At the closer parking, you can find a picnic area and a pond.
The pond is not deep, thus to get completely wet, most people lie inside.
After a break at the pond, we headed to the wet trail. We used the green trail to climb to the waterfall. And returned using the blue trail.
The wet trail starts with a pool, and then you start hiking uphill.
A big part of the wet trail has railings, and it makes hiking much more convenient.
Here are several additional photos from the wet trail:
After about fifteen minutes, that section of the wet trail ended, and the path became steeper.
And here we begin our climb:
The climb took us about twenty minutes, and in total, approximately 35 minutes to reach the waterfall (from the closer parking).
Ein Tina Waterfall
Near the meeting point of the green and blue trails, you can find the waterfall.
There is a big pipe that causes the waterfall, and there are also several smaller pipes.
The smaller pipes:
As you can see in the following image, the blue trail (the dry trail) goes through the waterfall. So let’s skip there.
The Blue Trail
This trail does not go through the water, except a short section near the waterfall. Here is how it looks when standing in the water:
Since the blue trail does not have a lot of vegetation, it offers views of the surroundings. Here are several photos:
In the following image, to the left (where there are many trees), you can see the closer parking. And to the right (it is hard to see but there are some cars) you can see the further parking (close to road #918).
In the far, you can see Agamon Hula. And you can spot it by the air balloon near Agamon market.
Returning using the blue trail took us about half an hour. And in total (including the walk to the further parking and stops at the pools and waterfall), we spent 3 hours at Ein Tina. Thus a typical visit will probably be 2 – 4 hours.
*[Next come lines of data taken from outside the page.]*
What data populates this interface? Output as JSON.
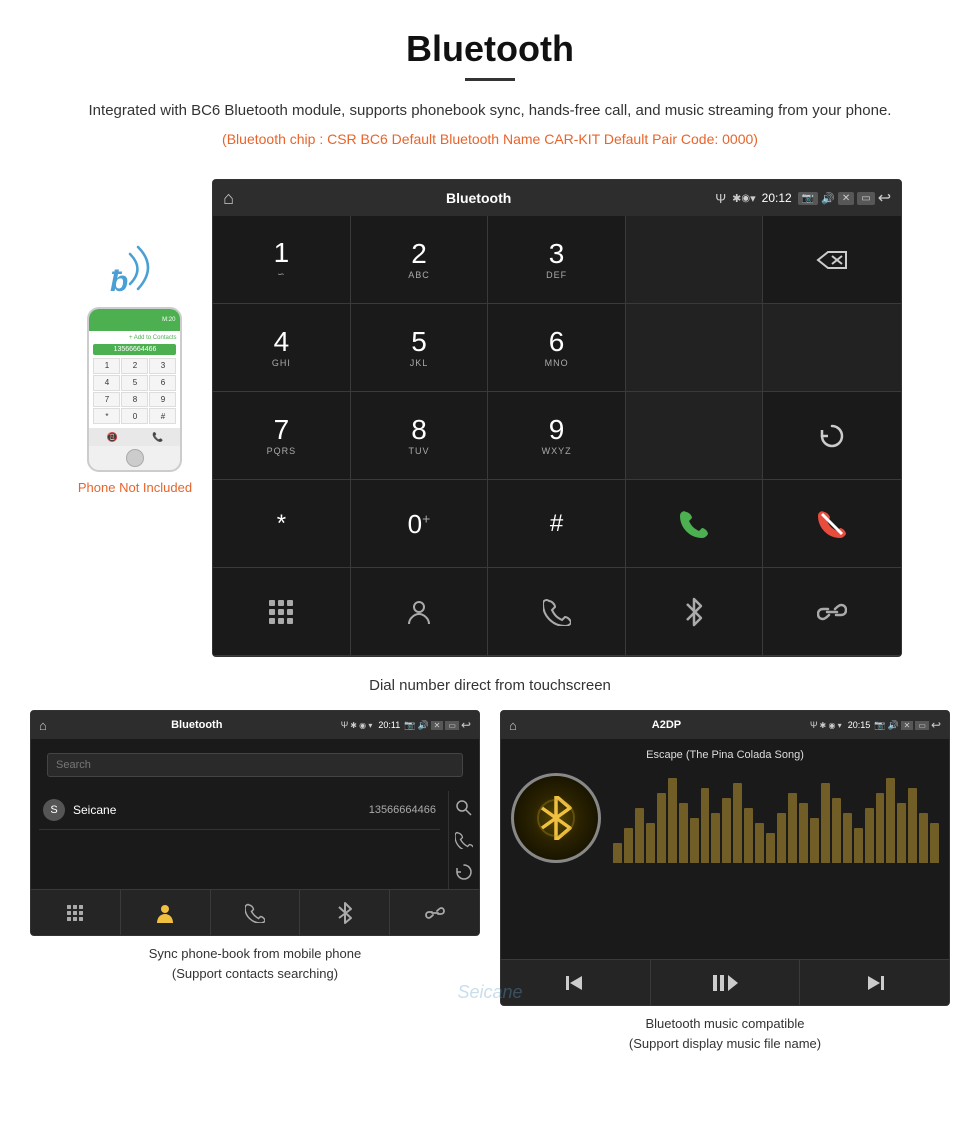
{
  "header": {
    "title": "Bluetooth",
    "description": "Integrated with BC6 Bluetooth module, supports phonebook sync, hands-free call, and music streaming from your phone.",
    "specs": "(Bluetooth chip : CSR BC6   Default Bluetooth Name CAR-KIT    Default Pair Code: 0000)"
  },
  "phone_label": "Phone Not Included",
  "main_screen": {
    "status_bar": {
      "title": "Bluetooth",
      "time": "20:12",
      "usb_symbol": "Ψ"
    },
    "dialpad": {
      "keys": [
        {
          "number": "1",
          "letters": "∽∽"
        },
        {
          "number": "2",
          "letters": "ABC"
        },
        {
          "number": "3",
          "letters": "DEF"
        },
        {
          "number": "4",
          "letters": "GHI"
        },
        {
          "number": "5",
          "letters": "JKL"
        },
        {
          "number": "6",
          "letters": "MNO"
        },
        {
          "number": "7",
          "letters": "PQRS"
        },
        {
          "number": "8",
          "letters": "TUV"
        },
        {
          "number": "9",
          "letters": "WXYZ"
        },
        {
          "number": "*",
          "letters": ""
        },
        {
          "number": "0",
          "letters": "+"
        },
        {
          "number": "#",
          "letters": ""
        }
      ]
    }
  },
  "main_caption": "Dial number direct from touchscreen",
  "bottom_left": {
    "status_title": "Bluetooth",
    "search_placeholder": "Search",
    "contact": {
      "letter": "S",
      "name": "Seicane",
      "number": "13566664466"
    },
    "caption_line1": "Sync phone-book from mobile phone",
    "caption_line2": "(Support contacts searching)"
  },
  "bottom_right": {
    "status_title": "A2DP",
    "song_title": "Escape (The Pina Colada Song)",
    "caption_line1": "Bluetooth music compatible",
    "caption_line2": "(Support display music file name)"
  },
  "watermark": "Seicane",
  "icons": {
    "home": "⌂",
    "back": "↩",
    "bluetooth": "✱",
    "gps": "◉",
    "signal": "▾",
    "camera": "📷",
    "volume": "🔊",
    "close_x": "✕",
    "screen": "▭",
    "backspace": "⌫",
    "refresh": "↻",
    "call_green": "📞",
    "call_red": "📞",
    "dialpad": "⊞",
    "contact": "👤",
    "phone": "📞",
    "bt_symbol": "⚡",
    "link": "🔗",
    "search": "🔍",
    "prev": "⏮",
    "play_pause": "⏯",
    "next": "⏭"
  },
  "viz_bars": [
    20,
    35,
    55,
    40,
    70,
    85,
    60,
    45,
    75,
    50,
    65,
    80,
    55,
    40,
    30,
    50,
    70,
    60,
    45,
    80,
    65,
    50,
    35,
    55,
    70,
    85,
    60,
    75,
    50,
    40
  ]
}
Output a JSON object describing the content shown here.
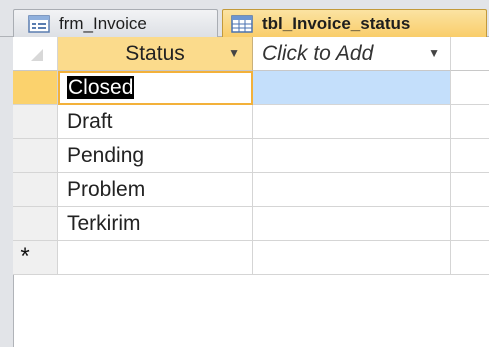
{
  "tabs": [
    {
      "label": "frm_Invoice",
      "icon": "form-icon",
      "active": false
    },
    {
      "label": "tbl_Invoice_status",
      "icon": "table-icon",
      "active": true
    }
  ],
  "table": {
    "columns": [
      {
        "label": "Status",
        "has_dropdown": true
      },
      {
        "label": "Click to Add",
        "has_dropdown": true
      }
    ],
    "rows": [
      {
        "status": "Closed",
        "current": true
      },
      {
        "status": "Draft"
      },
      {
        "status": "Pending"
      },
      {
        "status": "Problem"
      },
      {
        "status": "Terkirim"
      }
    ],
    "new_record_marker": "*"
  },
  "colors": {
    "active_tab": "#f9cd6a",
    "selected_header": "#fbdb8c",
    "current_row_highlight": "#c4dffb",
    "focus_border": "#f3b13a"
  }
}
Ein Tina (Ein Notera) offers a charming water hike that perfectly suits the hot summer days. Both the adults and the children enjoyed the hike. But before visiting, you should read about the trails, including the age restrictions comment.
There are many attractions in this area, and you can explore them using the interactive map above.
Have you visited Ein Tina? Tell us in the comment below about your experience.
That’s all for today, and I’ll see you in future travels!
Additional ResourcesHere are several resources that I created to help travelers:
- Israel Trip Planner is the page that will help you to create your perfect travel route.
- National Parks And Nature Reserves page lists and put all national parks on the map. There is also a top list, information about ticket types and campsites.
- If you are looking for things to do, here are the pages for Jerusalem, Tel Aviv, Haifa, Sea Of Galilee, and Makhtesh Ramon.
- Wondering what events are there in Israel? Here is the Events And Festivals By Season guide.